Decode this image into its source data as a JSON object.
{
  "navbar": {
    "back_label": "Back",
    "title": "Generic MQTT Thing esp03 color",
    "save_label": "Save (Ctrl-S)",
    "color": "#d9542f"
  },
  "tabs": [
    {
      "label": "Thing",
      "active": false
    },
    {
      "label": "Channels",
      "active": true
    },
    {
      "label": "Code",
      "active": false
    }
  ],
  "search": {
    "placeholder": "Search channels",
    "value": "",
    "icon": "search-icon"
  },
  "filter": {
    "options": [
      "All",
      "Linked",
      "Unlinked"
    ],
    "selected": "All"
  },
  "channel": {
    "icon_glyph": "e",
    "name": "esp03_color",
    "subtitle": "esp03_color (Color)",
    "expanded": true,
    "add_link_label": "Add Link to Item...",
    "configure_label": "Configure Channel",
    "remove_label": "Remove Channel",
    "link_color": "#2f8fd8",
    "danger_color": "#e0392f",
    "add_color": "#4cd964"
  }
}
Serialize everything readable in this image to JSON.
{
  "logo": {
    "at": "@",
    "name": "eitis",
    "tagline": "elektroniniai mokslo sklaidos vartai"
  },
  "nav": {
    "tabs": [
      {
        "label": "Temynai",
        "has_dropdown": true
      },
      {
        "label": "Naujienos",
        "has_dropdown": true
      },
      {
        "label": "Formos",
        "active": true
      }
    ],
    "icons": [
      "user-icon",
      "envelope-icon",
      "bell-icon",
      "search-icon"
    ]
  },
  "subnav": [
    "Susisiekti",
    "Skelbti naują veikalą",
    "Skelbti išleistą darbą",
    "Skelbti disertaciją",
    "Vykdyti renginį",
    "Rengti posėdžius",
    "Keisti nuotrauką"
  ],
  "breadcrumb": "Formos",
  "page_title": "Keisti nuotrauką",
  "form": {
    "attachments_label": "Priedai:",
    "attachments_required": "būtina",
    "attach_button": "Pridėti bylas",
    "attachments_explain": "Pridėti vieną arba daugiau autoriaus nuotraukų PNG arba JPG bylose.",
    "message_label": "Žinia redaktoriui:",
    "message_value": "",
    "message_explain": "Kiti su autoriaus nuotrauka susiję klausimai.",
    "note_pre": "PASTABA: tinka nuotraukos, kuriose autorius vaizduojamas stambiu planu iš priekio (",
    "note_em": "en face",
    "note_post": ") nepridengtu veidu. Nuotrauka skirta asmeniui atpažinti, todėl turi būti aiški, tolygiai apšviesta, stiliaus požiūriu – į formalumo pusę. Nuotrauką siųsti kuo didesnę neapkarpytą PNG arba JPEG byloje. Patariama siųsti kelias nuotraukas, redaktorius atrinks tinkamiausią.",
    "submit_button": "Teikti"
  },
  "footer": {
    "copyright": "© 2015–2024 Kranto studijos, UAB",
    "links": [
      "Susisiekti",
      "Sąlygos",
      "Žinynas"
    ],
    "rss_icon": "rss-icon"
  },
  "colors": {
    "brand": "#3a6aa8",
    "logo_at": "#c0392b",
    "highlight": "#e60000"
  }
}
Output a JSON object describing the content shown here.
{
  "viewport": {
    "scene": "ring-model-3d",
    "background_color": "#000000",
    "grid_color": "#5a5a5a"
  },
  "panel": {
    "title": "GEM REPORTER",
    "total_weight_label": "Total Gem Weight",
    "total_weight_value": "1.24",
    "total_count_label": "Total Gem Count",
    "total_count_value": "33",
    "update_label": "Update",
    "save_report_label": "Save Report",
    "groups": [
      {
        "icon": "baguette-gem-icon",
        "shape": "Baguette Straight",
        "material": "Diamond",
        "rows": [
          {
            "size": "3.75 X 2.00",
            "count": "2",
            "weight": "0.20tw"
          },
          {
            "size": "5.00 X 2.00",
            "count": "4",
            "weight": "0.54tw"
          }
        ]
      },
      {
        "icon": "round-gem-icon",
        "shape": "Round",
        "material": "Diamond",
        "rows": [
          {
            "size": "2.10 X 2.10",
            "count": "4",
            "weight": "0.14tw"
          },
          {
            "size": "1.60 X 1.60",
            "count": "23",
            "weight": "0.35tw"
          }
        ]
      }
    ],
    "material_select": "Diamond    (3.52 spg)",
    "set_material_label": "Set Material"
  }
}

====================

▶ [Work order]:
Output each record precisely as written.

▶ [Solution to this problem]:
Decode this image into its source data as a JSON object.
{
  "navbar": {
    "back_label": "Back",
    "title": "Generic MQTT Thing esp03 color",
    "save_label": "Save (Ctrl-S)",
    "color": "#d9542f"
  },
  "tabs": [
    {
      "label": "Thing",
      "active": false
    },
    {
      "label": "Channels",
      "active": true
    },
    {
      "label": "Code",
      "active": false
    }
  ],
  "search": {
    "placeholder": "Search channels",
    "value": "",
    "icon": "search-icon"
  },
  "filter": {
    "options": [
      "All",
      "Linked",
      "Unlinked"
    ],
    "selected": "All"
  },
  "channel": {
    "icon_glyph": "e",
    "name": "esp03_color",
    "subtitle": "esp03_color (Color)",
    "expanded": true,
    "add_link_label": "Add Link to Item...",
    "configure_label": "Configure Channel",
    "remove_label": "Remove Channel",
    "link_color": "#2f8fd8",
    "danger_color": "#e0392f",
    "add_color": "#4cd964"
  }
}
Serialize everything readable in this image to JSON.
{
  "logo": {
    "at": "@",
    "name": "eitis",
    "tagline": "elektroniniai mokslo sklaidos vartai"
  },
  "nav": {
    "tabs": [
      {
        "label": "Temynai",
        "has_dropdown": true
      },
      {
        "label": "Naujienos",
        "has_dropdown": true
      },
      {
        "label": "Formos",
        "active": true
      }
    ],
    "icons": [
      "user-icon",
      "envelope-icon",
      "bell-icon",
      "search-icon"
    ]
  },
  "subnav": [
    "Susisiekti",
    "Skelbti naują veikalą",
    "Skelbti išleistą darbą",
    "Skelbti disertaciją",
    "Vykdyti renginį",
    "Rengti posėdžius",
    "Keisti nuotrauką"
  ],
  "breadcrumb": "Formos",
  "page_title": "Keisti nuotrauką",
  "form": {
    "attachments_label": "Priedai:",
    "attachments_required": "būtina",
    "attach_button": "Pridėti bylas",
    "attachments_explain": "Pridėti vieną arba daugiau autoriaus nuotraukų PNG arba JPG bylose.",
    "message_label": "Žinia redaktoriui:",
    "message_value": "",
    "message_explain": "Kiti su autoriaus nuotrauka susiję klausimai.",
    "note_pre": "PASTABA: tinka nuotraukos, kuriose autorius vaizduojamas stambiu planu iš priekio (",
    "note_em": "en face",
    "note_post": ") nepridengtu veidu. Nuotrauka skirta asmeniui atpažinti, todėl turi būti aiški, tolygiai apšviesta, stiliaus požiūriu – į formalumo pusę. Nuotrauką siųsti kuo didesnę neapkarpytą PNG arba JPEG byloje. Patariama siųsti kelias nuotraukas, redaktorius atrinks tinkamiausią.",
    "submit_button": "Teikti"
  },
  "footer": {
    "copyright": "© 2015–2024 Kranto studijos, UAB",
    "links": [
      "Susisiekti",
      "Sąlygos",
      "Žinynas"
    ],
    "rss_icon": "rss-icon"
  },
  "colors": {
    "brand": "#3a6aa8",
    "logo_at": "#c0392b",
    "highlight": "#e60000"
  }
}
Output a JSON object describing the content shown here.
{
  "viewport": {
    "scene": "ring-model-3d",
    "background_color": "#000000",
    "grid_color": "#5a5a5a"
  },
  "panel": {
    "title": "GEM REPORTER",
    "total_weight_label": "Total Gem Weight",
    "total_weight_value": "1.24",
    "total_count_label": "Total Gem Count",
    "total_count_value": "33",
    "update_label": "Update",
    "save_report_label": "Save Report",
    "groups": [
      {
        "icon": "baguette-gem-icon",
        "shape": "Baguette Straight",
        "material": "Diamond",
        "rows": [
          {
            "size": "3.75 X 2.00",
            "count": "2",
            "weight": "0.20tw"
          },
          {
            "size": "5.00 X 2.00",
            "count": "4",
            "weight": "0.54tw"
          }
        ]
      },
      {
        "icon": "round-gem-icon",
        "shape": "Round",
        "material": "Diamond",
        "rows": [
          {
            "size": "2.10 X 2.10",
            "count": "4",
            "weight": "0.14tw"
          },
          {
            "size": "1.60 X 1.60",
            "count": "23",
            "weight": "0.35tw"
          }
        ]
      }
    ],
    "material_select": "Diamond    (3.52 spg)",
    "set_material_label": "Set Material"
  }
}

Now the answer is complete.